The second half of the show featured traveler Priya Puri, swimmer Willem Young, freestyle skier Maia Schwinghammer and traveler Rory MacDonald.
Priya Puri started her talk by asking, “Have you ever thought of all the things how made you who you are today?” She never took the time to stop and think about who she was. She thought that going to Ecuador she’d become a hero, but rather realized how her outlook on life changing every single day. She explained how she had been told her whole life to, “Take nothing for granted and appreciate your opportunities” but it was the trip to Ecuador that truly made her understand that statement. She built bricks and experienced giving a hand-up not a hand-out. She realized she didn’t show enough gratitude in life and explained how that affected her. She finished her talk with the statement to, “Live you life in the challenge zone.”
Willem Young explained an idea he and his friends came up with to raise money for kids in Ghana to go to high school. They came up with the idea Tri for Ghana. Willem explained the process of raising money and also training for his large swim from Whytecliff Park to Bowen Island. On the day of the event he was amazed by the support from the community and he explained his swim across the channel. He swam with two kayakers and made the crossing in 52 minutes beating the ferry from Horseshoe Bay and staying clear from the Killer Whales. He finished his talk telling about how they raised $40,000 and will be able to send 10 kids to 4 full years of high school in Ghana.
Freestyle skier Maia Schwinghammer explained the sport of freestyle skiing to the audience and about her journey from Saskatoon to Whistler in the pursuit of her freestyle skiing dream. She explained the difficulty of heavy training schedules and tons of homework, but how her team helps her get through it all. She explained how her team is so much more important to her than podiums. She told a story about her failure in one day and her experience of cheering her heart out for one of her teammates on that same day and how good it made her feel. Maia finished by explaining how important it is to try her best and how others will follow your example. She finished with talking about how important it is to do what you love and how you can conquer the world when you’re doing something what you love.
Traveler Rory MacDonald started by explaining his obsession with the world. This obsession blossomed when he first traveled to Germany. He explained the culture shock he first experienced and how hard it was. He explained how self doubt and self confidence nearly ruined his first 4 months of his experience in Germany. He realized though that he should, “never let self confidence hinder self success.” He explained how his second host family helped him truly understand his potential.

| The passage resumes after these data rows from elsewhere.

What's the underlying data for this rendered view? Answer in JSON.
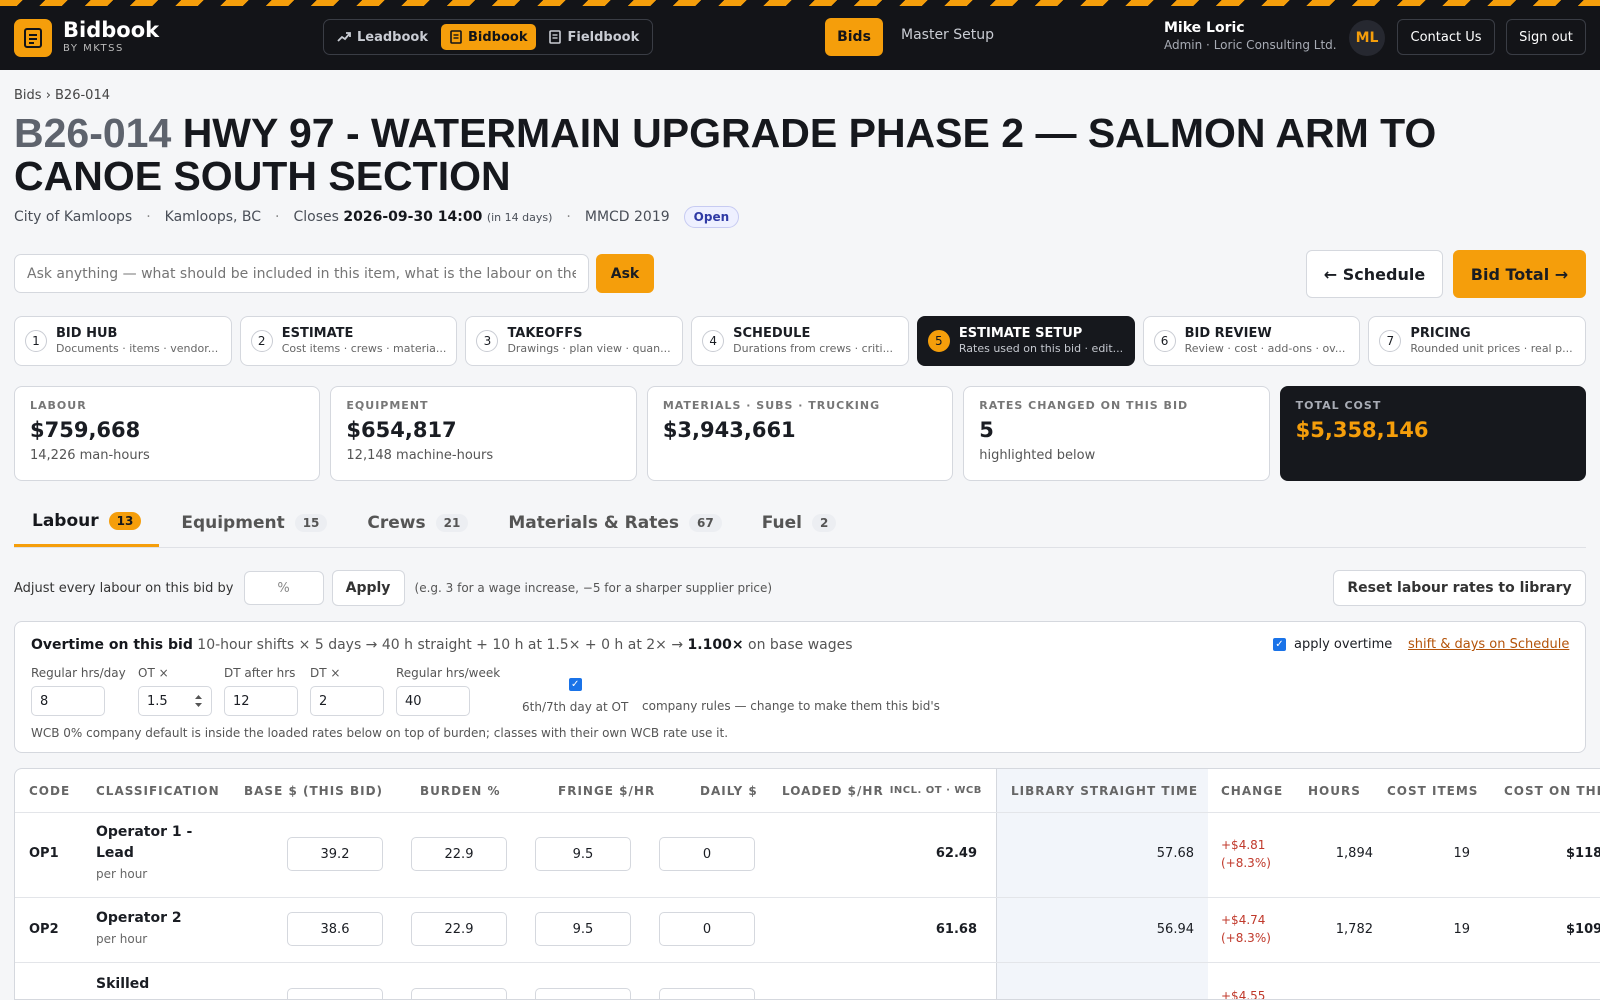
{
  "header": {
    "brand": "Bidbook",
    "brand_sub": "BY MKTSS",
    "apps": [
      {
        "label": "Leadbook",
        "icon": "trend-icon"
      },
      {
        "label": "Bidbook",
        "icon": "book-icon"
      },
      {
        "label": "Fieldbook",
        "icon": "document-icon"
      }
    ],
    "nav_bids": "Bids",
    "nav_master": "Master Setup",
    "user_name": "Mike Loric",
    "user_role": "Admin · Loric Consulting Ltd.",
    "avatar_initials": "ML",
    "contact": "Contact Us",
    "signout": "Sign out"
  },
  "breadcrumb": "Bids › B26-014",
  "bid": {
    "code": "B26-014",
    "title": "HWY 97 - WATERMAIN UPGRADE PHASE 2 — SALMON ARM TO CANOE SOUTH SECTION",
    "owner": "City of Kamloops",
    "location": "Kamloops, BC",
    "closes_label": "Closes",
    "closes": "2026-09-30 14:00",
    "closes_rel": "(in 14 days)",
    "spec": "MMCD 2019",
    "status": "Open"
  },
  "ask": {
    "placeholder": "Ask anything — what should be included in this item, what is the labour on the w",
    "button": "Ask"
  },
  "actions": {
    "schedule": "← Schedule",
    "bid_total": "Bid Total →"
  },
  "steps": [
    {
      "num": "1",
      "title": "BID HUB",
      "desc": "Documents · items · vendor..."
    },
    {
      "num": "2",
      "title": "ESTIMATE",
      "desc": "Cost items · crews · materia..."
    },
    {
      "num": "3",
      "title": "TAKEOFFS",
      "desc": "Drawings · plan view · quan..."
    },
    {
      "num": "4",
      "title": "SCHEDULE",
      "desc": "Durations from crews · criti..."
    },
    {
      "num": "5",
      "title": "ESTIMATE SETUP",
      "desc": "Rates used on this bid · edit..."
    },
    {
      "num": "6",
      "title": "BID REVIEW",
      "desc": "Review · cost · add-ons · ov..."
    },
    {
      "num": "7",
      "title": "PRICING",
      "desc": "Rounded unit prices · real p..."
    }
  ],
  "summary": [
    {
      "label": "LABOUR",
      "value": "$759,668",
      "sub": "14,226 man-hours"
    },
    {
      "label": "EQUIPMENT",
      "value": "$654,817",
      "sub": "12,148 machine-hours"
    },
    {
      "label": "MATERIALS · SUBS · TRUCKING",
      "value": "$3,943,661",
      "sub": ""
    },
    {
      "label": "RATES CHANGED ON THIS BID",
      "value": "5",
      "sub": "highlighted below"
    },
    {
      "label": "TOTAL COST",
      "value": "$5,358,146",
      "sub": ""
    }
  ],
  "tabs": [
    {
      "label": "Labour",
      "count": "13"
    },
    {
      "label": "Equipment",
      "count": "15"
    },
    {
      "label": "Crews",
      "count": "21"
    },
    {
      "label": "Materials & Rates",
      "count": "67"
    },
    {
      "label": "Fuel",
      "count": "2"
    }
  ],
  "adjust": {
    "label": "Adjust every labour on this bid by",
    "unit": "%",
    "apply": "Apply",
    "hint": "(e.g. 3 for a wage increase, −5 for a sharper supplier price)",
    "reset": "Reset labour rates to library"
  },
  "overtime": {
    "title": "Overtime on this bid",
    "desc": "10-hour shifts × 5 days → 40 h straight + 10 h at 1.5× + 0 h at 2× →",
    "factor": "1.100×",
    "desc_end": "on base wages",
    "apply_label": "apply overtime",
    "link": "shift & days on Schedule",
    "fields": [
      {
        "label": "Regular hrs/day",
        "value": "8"
      },
      {
        "label": "OT ×",
        "value": "1.5"
      },
      {
        "label": "DT after hrs",
        "value": "12"
      },
      {
        "label": "DT ×",
        "value": "2"
      },
      {
        "label": "Regular hrs/week",
        "value": "40"
      }
    ],
    "sixth_label": "6th/7th day at OT",
    "rules_note": "company rules — change to make them this bid's",
    "wcb_note": "WCB 0% company default is inside the loaded rates below on top of burden; classes with their own WCB rate use it."
  },
  "table": {
    "headers": {
      "code": "CODE",
      "classification": "CLASSIFICATION",
      "base": "BASE $ (THIS BID)",
      "burden": "BURDEN %",
      "fringe": "FRINGE $/HR",
      "daily": "DAILY $",
      "loaded": "LOADED $/HR",
      "loaded_note": "INCL. OT · WCB",
      "library": "LIBRARY STRAIGHT TIME",
      "change": "CHANGE",
      "hours": "HOURS",
      "cost_items": "COST ITEMS",
      "cost_on": "COST ON THI"
    },
    "rows": [
      {
        "code": "OP1",
        "name": "Operator 1 - Lead",
        "unit": "per hour",
        "base": "39.2",
        "burden": "22.9",
        "fringe": "9.5",
        "daily": "0",
        "loaded": "62.49",
        "library": "57.68",
        "change": "+$4.81",
        "change_pct": "(+8.3%)",
        "hours": "1,894",
        "items": "19",
        "cost": "$118"
      },
      {
        "code": "OP2",
        "name": "Operator 2",
        "unit": "per hour",
        "base": "38.6",
        "burden": "22.9",
        "fringe": "9.5",
        "daily": "0",
        "loaded": "61.68",
        "library": "56.94",
        "change": "+$4.74",
        "change_pct": "(+8.3%)",
        "hours": "1,782",
        "items": "19",
        "cost": "$109"
      },
      {
        "code": "",
        "name": "Skilled",
        "unit": "",
        "base": "",
        "burden": "",
        "fringe": "",
        "daily": "",
        "loaded": "",
        "library": "",
        "change": "+$4.55",
        "change_pct": "",
        "hours": "",
        "items": "",
        "cost": ""
      }
    ]
  },
  "colors": {
    "accent": "#f59e0b",
    "dark": "#131418",
    "change": "#c0392b"
  }
}
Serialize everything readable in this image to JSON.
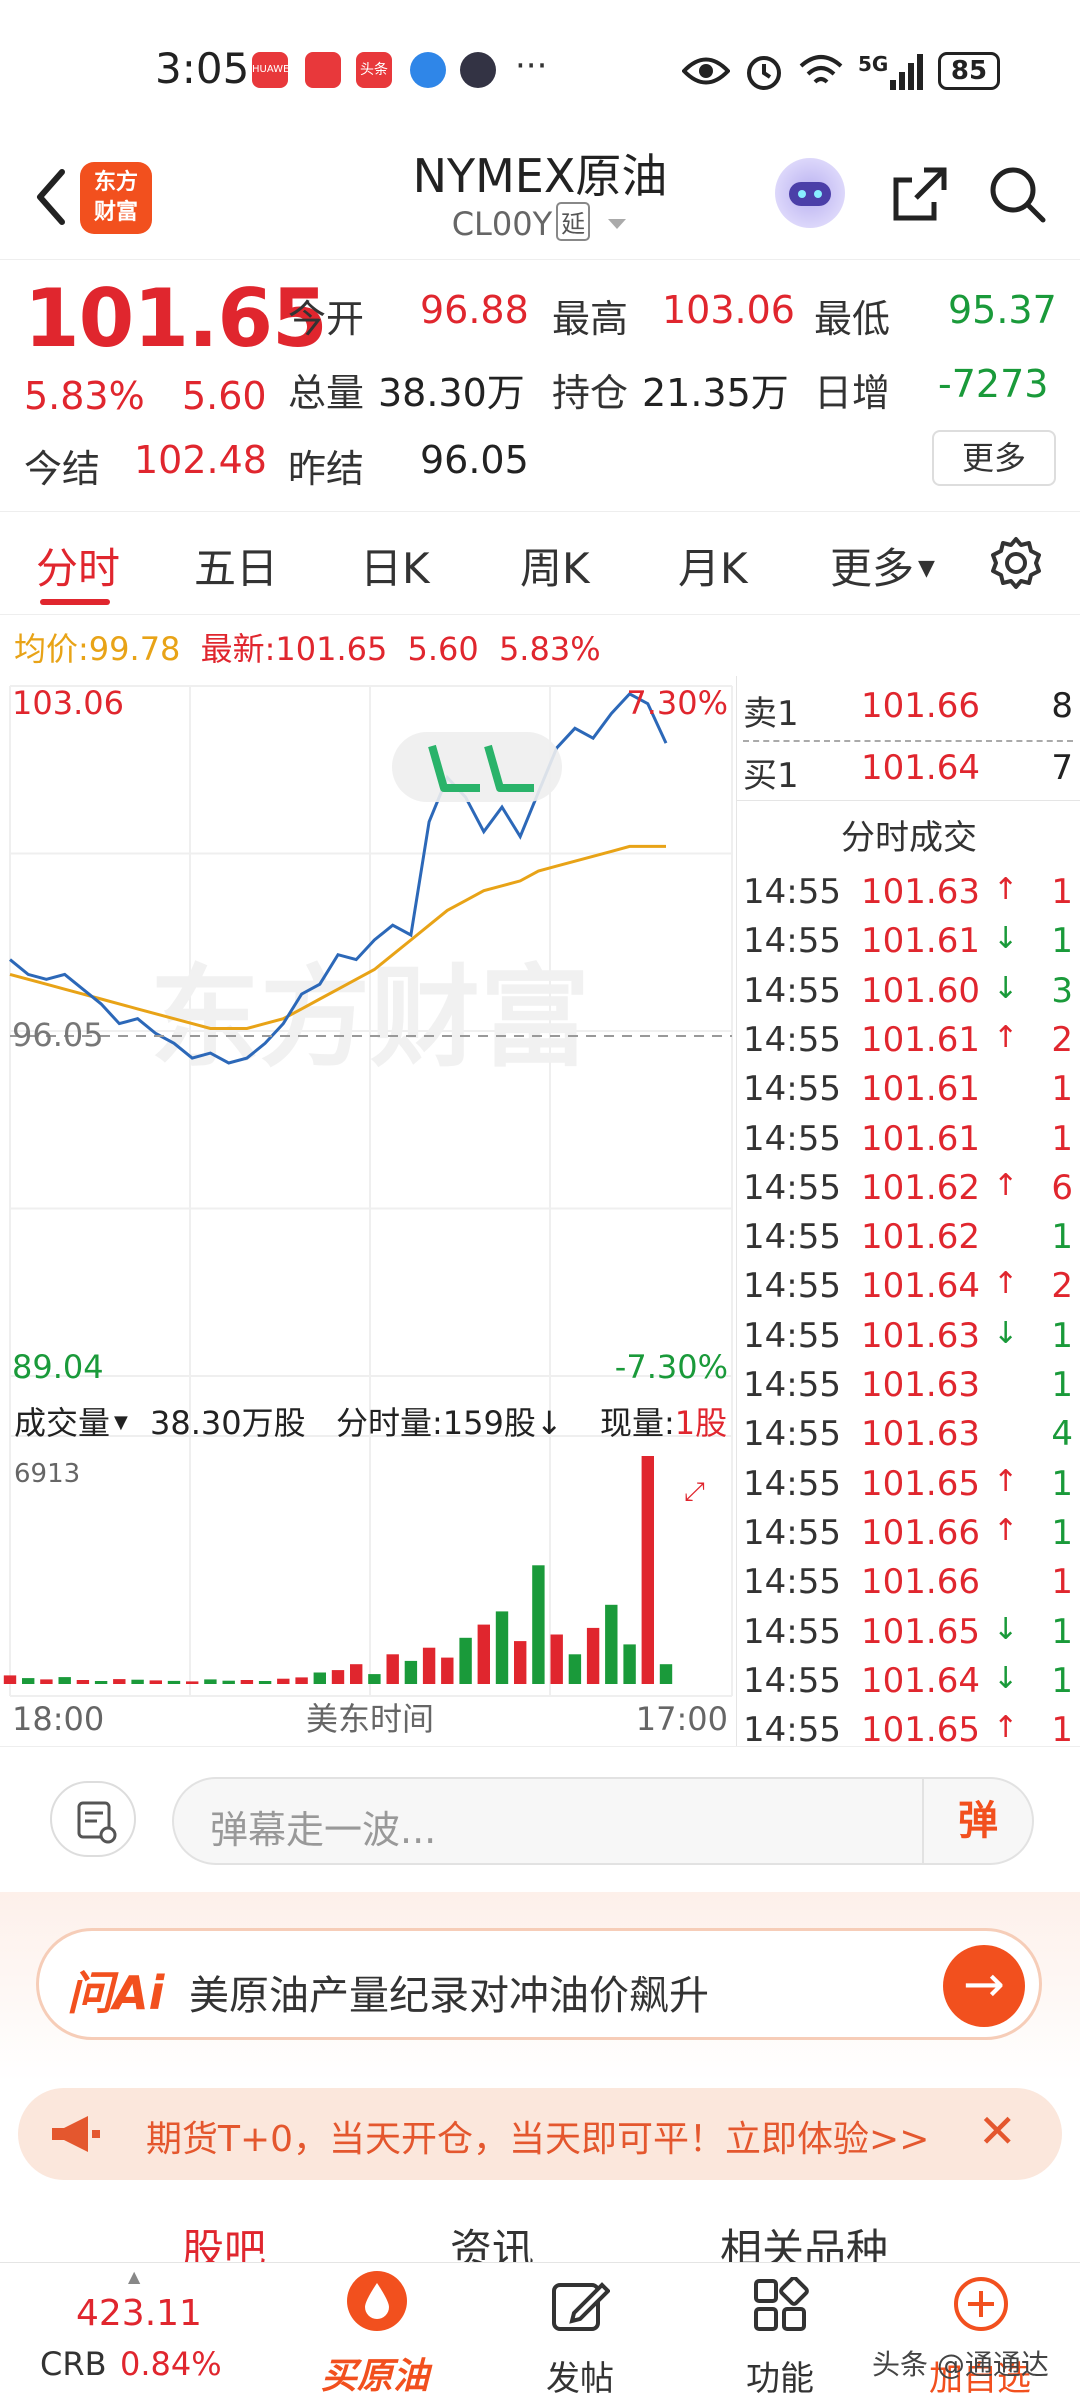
{
  "status_bar": {
    "time": "3:05",
    "apps": [
      "HUAWEI",
      "book-app",
      "头条",
      "browser",
      "avatar"
    ],
    "more": "···",
    "network": "5G",
    "battery": "85"
  },
  "header": {
    "title": "NYMEX原油",
    "subtitle": "CL00Y",
    "delay_badge": "延",
    "logo_text": [
      "东方",
      "财富"
    ]
  },
  "quote": {
    "price": "101.65",
    "change_pct": "5.83%",
    "change": "5.60",
    "settle_today_label": "今结",
    "settle_today": "102.48",
    "settle_prev_label": "昨结",
    "settle_prev": "96.05",
    "open_label": "今开",
    "open": "96.88",
    "high_label": "最高",
    "high": "103.06",
    "low_label": "最低",
    "low": "95.37",
    "volume_label": "总量",
    "volume": "38.30万",
    "oi_label": "持仓",
    "oi": "21.35万",
    "daily_inc_label": "日增",
    "daily_inc": "-7273",
    "more_btn": "更多"
  },
  "tabs": [
    "分时",
    "五日",
    "日K",
    "周K",
    "月K",
    "更多"
  ],
  "avg_bar": {
    "avg_label": "均价:",
    "avg": "99.78",
    "latest_label": "最新:",
    "latest": "101.65",
    "change": "5.60",
    "pct": "5.83%"
  },
  "chart_labels": {
    "y_top": "103.06",
    "y_mid": "96.05",
    "y_bottom": "89.04",
    "pct_top": "7.30%",
    "pct_bottom": "-7.30%",
    "watermark": "东方财富",
    "vol_selector": "成交量",
    "vol_total": "38.30万股",
    "vol_minute": "分时量:159股↓",
    "vol_now_label": "现量:",
    "vol_now": "1股",
    "vol_max": "6913",
    "x_start": "18:00",
    "x_mid": "美东时间",
    "x_end": "17:00"
  },
  "chart_data": {
    "type": "line",
    "title": "",
    "ylim": [
      89.04,
      103.06
    ],
    "series": [
      {
        "values": [
          97.5,
          97.2,
          97.1,
          97.2,
          96.9,
          96.6,
          96.2,
          96.3,
          96.0,
          95.8,
          95.5,
          95.6,
          95.4,
          95.5,
          95.8,
          96.2,
          96.8,
          97.0,
          97.6,
          97.5,
          97.9,
          98.2,
          98.0,
          100.3,
          101.2,
          100.8,
          100.1,
          100.6,
          100.0,
          100.9,
          101.8,
          102.2,
          102.0,
          102.5,
          102.9,
          102.7,
          101.9
        ],
        "color": "#2c68b8"
      },
      {
        "values": [
          97.2,
          97.1,
          97.0,
          96.9,
          96.8,
          96.7,
          96.6,
          96.5,
          96.4,
          96.3,
          96.2,
          96.1,
          96.1,
          96.1,
          96.2,
          96.3,
          96.5,
          96.7,
          96.9,
          97.1,
          97.3,
          97.6,
          97.9,
          98.2,
          98.5,
          98.7,
          98.9,
          99.0,
          99.1,
          99.3,
          99.4,
          99.5,
          99.6,
          99.7,
          99.8,
          99.8,
          99.8
        ],
        "color": "#e8a317"
      }
    ],
    "volume": [
      260,
      180,
      140,
      210,
      120,
      90,
      150,
      130,
      110,
      95,
      80,
      140,
      100,
      120,
      90,
      160,
      200,
      350,
      420,
      600,
      300,
      900,
      700,
      1100,
      800,
      1400,
      1800,
      2200,
      1300,
      3600,
      1500,
      900,
      1700,
      2400,
      1200,
      6913,
      600
    ],
    "volume_colors": [
      "r",
      "g",
      "r",
      "g",
      "r",
      "g",
      "r",
      "g",
      "r",
      "g",
      "r",
      "g",
      "g",
      "r",
      "g",
      "r",
      "r",
      "g",
      "r",
      "r",
      "g",
      "r",
      "g",
      "r",
      "r",
      "g",
      "r",
      "g",
      "r",
      "g",
      "r",
      "g",
      "r",
      "g",
      "g",
      "r",
      "g"
    ]
  },
  "order_book": {
    "sell1_label": "卖1",
    "sell1_price": "101.66",
    "sell1_qty": "8",
    "buy1_label": "买1",
    "buy1_price": "101.64",
    "buy1_qty": "7",
    "ticks_title": "分时成交"
  },
  "ticks": [
    {
      "time": "14:55",
      "price": "101.63",
      "arrow": "↑",
      "qty": "1",
      "qty_color": "red"
    },
    {
      "time": "14:55",
      "price": "101.61",
      "arrow": "↓",
      "qty": "1",
      "qty_color": "green"
    },
    {
      "time": "14:55",
      "price": "101.60",
      "arrow": "↓",
      "qty": "3",
      "qty_color": "green"
    },
    {
      "time": "14:55",
      "price": "101.61",
      "arrow": "↑",
      "qty": "2",
      "qty_color": "red"
    },
    {
      "time": "14:55",
      "price": "101.61",
      "arrow": "",
      "qty": "1",
      "qty_color": "red"
    },
    {
      "time": "14:55",
      "price": "101.61",
      "arrow": "",
      "qty": "1",
      "qty_color": "red"
    },
    {
      "time": "14:55",
      "price": "101.62",
      "arrow": "↑",
      "qty": "6",
      "qty_color": "red"
    },
    {
      "time": "14:55",
      "price": "101.62",
      "arrow": "",
      "qty": "1",
      "qty_color": "green"
    },
    {
      "time": "14:55",
      "price": "101.64",
      "arrow": "↑",
      "qty": "2",
      "qty_color": "red"
    },
    {
      "time": "14:55",
      "price": "101.63",
      "arrow": "↓",
      "qty": "1",
      "qty_color": "green"
    },
    {
      "time": "14:55",
      "price": "101.63",
      "arrow": "",
      "qty": "1",
      "qty_color": "green"
    },
    {
      "time": "14:55",
      "price": "101.63",
      "arrow": "",
      "qty": "4",
      "qty_color": "green"
    },
    {
      "time": "14:55",
      "price": "101.65",
      "arrow": "↑",
      "qty": "1",
      "qty_color": "green"
    },
    {
      "time": "14:55",
      "price": "101.66",
      "arrow": "↑",
      "qty": "1",
      "qty_color": "green"
    },
    {
      "time": "14:55",
      "price": "101.66",
      "arrow": "",
      "qty": "1",
      "qty_color": "red"
    },
    {
      "time": "14:55",
      "price": "101.65",
      "arrow": "↓",
      "qty": "1",
      "qty_color": "green"
    },
    {
      "time": "14:55",
      "price": "101.64",
      "arrow": "↓",
      "qty": "1",
      "qty_color": "green"
    },
    {
      "time": "14:55",
      "price": "101.65",
      "arrow": "↑",
      "qty": "1",
      "qty_color": "red"
    }
  ],
  "danmu": {
    "placeholder": "弹幕走一波...",
    "send_label": "弹"
  },
  "ask_ai": {
    "logo": "问Ai",
    "text": "美原油产量纪录对冲油价飙升",
    "go": "→"
  },
  "promo": {
    "text": "期货T+0，当天开仓，当天即可平！立即体验>>",
    "close": "✕"
  },
  "sub_tabs": [
    "股吧",
    "资讯",
    "相关品种"
  ],
  "bottom_bar": {
    "crb_value": "423.11",
    "crb_label": "CRB",
    "crb_pct": "0.84%",
    "buy_label": "买原油",
    "post_label": "发帖",
    "func_label": "功能",
    "fav_label": "加自选"
  },
  "watermark": "头条 @通通达",
  "colors": {
    "red": "#e0262e",
    "green": "#1a9a3a",
    "orange": "#f2501e",
    "price_line": "#2c68b8",
    "avg_line": "#e8a317"
  }
}
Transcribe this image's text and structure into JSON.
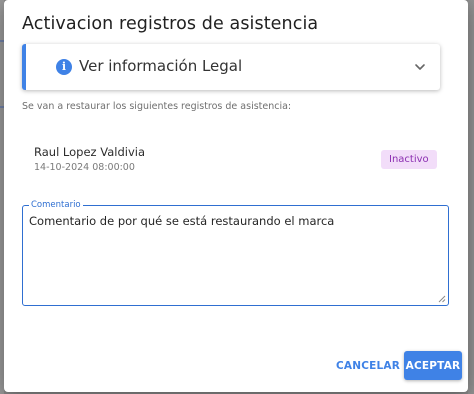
{
  "dialog": {
    "title": "Activacion registros de asistencia",
    "legal": {
      "label": "Ver información Legal",
      "icon": "info-icon",
      "expand_icon": "chevron-down-icon",
      "accent_color": "#3f82e6"
    },
    "intro_text": "Se van a restaurar los siguientes registros de asistencia:",
    "records": [
      {
        "name": "Raul Lopez Valdivia",
        "date": "14-10-2024 08:00:00",
        "status": "Inactivo",
        "status_color": "#8b2fb1",
        "status_background": "#f2ddf9"
      }
    ],
    "comment": {
      "label": "Comentario",
      "value": "Comentario de por qué se está restaurando el marca"
    },
    "actions": {
      "cancel_label": "CANCELAR",
      "accept_label": "ACEPTAR"
    }
  }
}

It was during an experience in England, however, that he truly realized how important culture is. Rory continued about how travel and the exchange program changed his way of thinking and gave him the confidence to grow. He finished with the plea, “to make friends with people whose first language isn’t yours and … explore”